### Records excerpted from a collection
════════

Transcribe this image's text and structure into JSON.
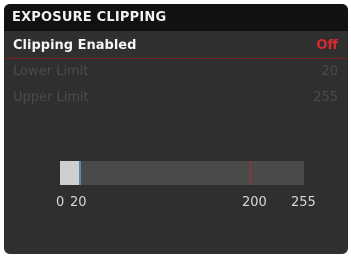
{
  "screen": {
    "title": "EXPOSURE CLIPPING"
  },
  "menu": {
    "clipping_enabled": {
      "label": "Clipping Enabled",
      "value": "Off"
    },
    "lower_limit": {
      "label": "Lower Limit",
      "value": "20"
    },
    "upper_limit": {
      "label": "Upper Limit",
      "value": "255"
    }
  },
  "range": {
    "min": 0,
    "max": 255,
    "lower": 20,
    "upper": 200,
    "labels": {
      "min": "0",
      "lower": "20",
      "upper": "200",
      "max": "255"
    }
  },
  "colors": {
    "accent": "#d62a2f",
    "marker_blue": "#5f84ad",
    "marker_red": "#b1272b"
  }
}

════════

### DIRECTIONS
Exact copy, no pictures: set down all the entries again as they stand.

### EXERCISE OUTPUT
Transcribe this image's text and structure into JSON.
{
  "screen": {
    "title": "EXPOSURE CLIPPING"
  },
  "menu": {
    "clipping_enabled": {
      "label": "Clipping Enabled",
      "value": "Off"
    },
    "lower_limit": {
      "label": "Lower Limit",
      "value": "20"
    },
    "upper_limit": {
      "label": "Upper Limit",
      "value": "255"
    }
  },
  "range": {
    "min": 0,
    "max": 255,
    "lower": 20,
    "upper": 200,
    "labels": {
      "min": "0",
      "lower": "20",
      "upper": "200",
      "max": "255"
    }
  },
  "colors": {
    "accent": "#d62a2f",
    "marker_blue": "#5f84ad",
    "marker_red": "#b1272b"
  }
}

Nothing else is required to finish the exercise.